- _ASSIGNMENT_: Word for word, please restate each record and pass over the pictures.
------ PROVIDED INFORMATION
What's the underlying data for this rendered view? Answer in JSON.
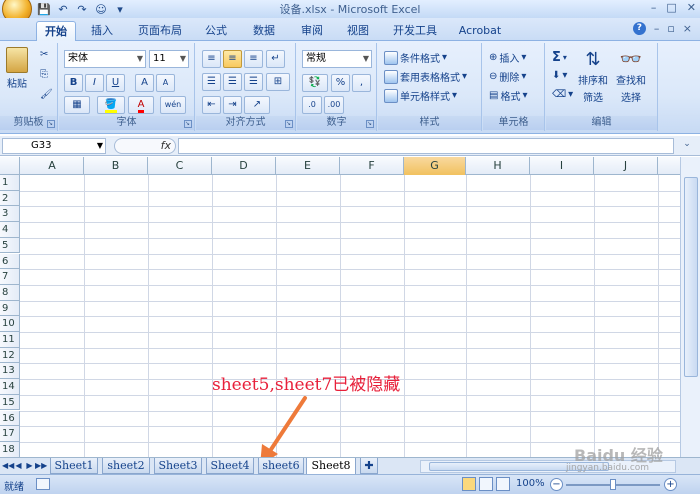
{
  "window": {
    "title": "设备.xlsx - Microsoft Excel",
    "controls": [
      "–",
      "□",
      "✕"
    ]
  },
  "tabs": [
    {
      "label": "开始",
      "active": true
    },
    {
      "label": "插入"
    },
    {
      "label": "页面布局"
    },
    {
      "label": "公式"
    },
    {
      "label": "数据"
    },
    {
      "label": "审阅"
    },
    {
      "label": "视图"
    },
    {
      "label": "开发工具"
    },
    {
      "label": "Acrobat"
    }
  ],
  "ribbon": {
    "clipboard": {
      "paste": "粘贴",
      "label": "剪贴板"
    },
    "font": {
      "name": "宋体",
      "size": "11",
      "label": "字体",
      "bold": "B",
      "italic": "I",
      "underline": "U",
      "grow": "A",
      "shrink": "A",
      "color": "A",
      "wen": "wén"
    },
    "alignment": {
      "label": "对齐方式"
    },
    "number": {
      "format": "常规",
      "percent": "%",
      "comma": ",",
      "label": "数字"
    },
    "styles": {
      "conditional": "条件格式",
      "table": "套用表格格式",
      "cell": "单元格样式",
      "label": "样式"
    },
    "cells": {
      "insert": "插入",
      "delete": "删除",
      "format": "格式",
      "label": "单元格"
    },
    "editing": {
      "sigma": "Σ",
      "sort_line1": "排序和",
      "sort_line2": "筛选",
      "find_line1": "查找和",
      "find_line2": "选择",
      "label": "编辑"
    }
  },
  "formula_bar": {
    "name_box": "G33",
    "fx": "fx",
    "value": ""
  },
  "grid": {
    "columns": [
      "A",
      "B",
      "C",
      "D",
      "E",
      "F",
      "G",
      "H",
      "I",
      "J"
    ],
    "selected_column": "G",
    "rows": [
      "1",
      "2",
      "3",
      "4",
      "5",
      "6",
      "7",
      "8",
      "9",
      "10",
      "11",
      "12",
      "13",
      "14",
      "15",
      "16",
      "17",
      "18"
    ]
  },
  "annotation": "sheet5,sheet7已被隐藏",
  "sheets": {
    "tabs": [
      "Sheet1",
      "sheet2",
      "Sheet3",
      "Sheet4",
      "sheet6",
      "Sheet8"
    ],
    "active": "Sheet8"
  },
  "status": {
    "ready": "就绪",
    "zoom": "100%",
    "minus": "−",
    "plus": "+"
  },
  "watermark": {
    "brand": "Baidu 经验",
    "url": "jingyan.baidu.com"
  }
}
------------
- _PROBLEM SOLUTION_:
What's the underlying data for this rendered view? Answer in JSON.
{
  "window": {
    "title": "设备.xlsx - Microsoft Excel",
    "controls": [
      "–",
      "□",
      "✕"
    ]
  },
  "tabs": [
    {
      "label": "开始",
      "active": true
    },
    {
      "label": "插入"
    },
    {
      "label": "页面布局"
    },
    {
      "label": "公式"
    },
    {
      "label": "数据"
    },
    {
      "label": "审阅"
    },
    {
      "label": "视图"
    },
    {
      "label": "开发工具"
    },
    {
      "label": "Acrobat"
    }
  ],
  "ribbon": {
    "clipboard": {
      "paste": "粘贴",
      "label": "剪贴板"
    },
    "font": {
      "name": "宋体",
      "size": "11",
      "label": "字体",
      "bold": "B",
      "italic": "I",
      "underline": "U",
      "grow": "A",
      "shrink": "A",
      "color": "A",
      "wen": "wén"
    },
    "alignment": {
      "label": "对齐方式"
    },
    "number": {
      "format": "常规",
      "percent": "%",
      "comma": ",",
      "label": "数字"
    },
    "styles": {
      "conditional": "条件格式",
      "table": "套用表格格式",
      "cell": "单元格样式",
      "label": "样式"
    },
    "cells": {
      "insert": "插入",
      "delete": "删除",
      "format": "格式",
      "label": "单元格"
    },
    "editing": {
      "sigma": "Σ",
      "sort_line1": "排序和",
      "sort_line2": "筛选",
      "find_line1": "查找和",
      "find_line2": "选择",
      "label": "编辑"
    }
  },
  "formula_bar": {
    "name_box": "G33",
    "fx": "fx",
    "value": ""
  },
  "grid": {
    "columns": [
      "A",
      "B",
      "C",
      "D",
      "E",
      "F",
      "G",
      "H",
      "I",
      "J"
    ],
    "selected_column": "G",
    "rows": [
      "1",
      "2",
      "3",
      "4",
      "5",
      "6",
      "7",
      "8",
      "9",
      "10",
      "11",
      "12",
      "13",
      "14",
      "15",
      "16",
      "17",
      "18"
    ]
  },
  "annotation": "sheet5,sheet7已被隐藏",
  "sheets": {
    "tabs": [
      "Sheet1",
      "sheet2",
      "Sheet3",
      "Sheet4",
      "sheet6",
      "Sheet8"
    ],
    "active": "Sheet8"
  },
  "status": {
    "ready": "就绪",
    "zoom": "100%",
    "minus": "−",
    "plus": "+"
  },
  "watermark": {
    "brand": "Baidu 经验",
    "url": "jingyan.baidu.com"
  }
}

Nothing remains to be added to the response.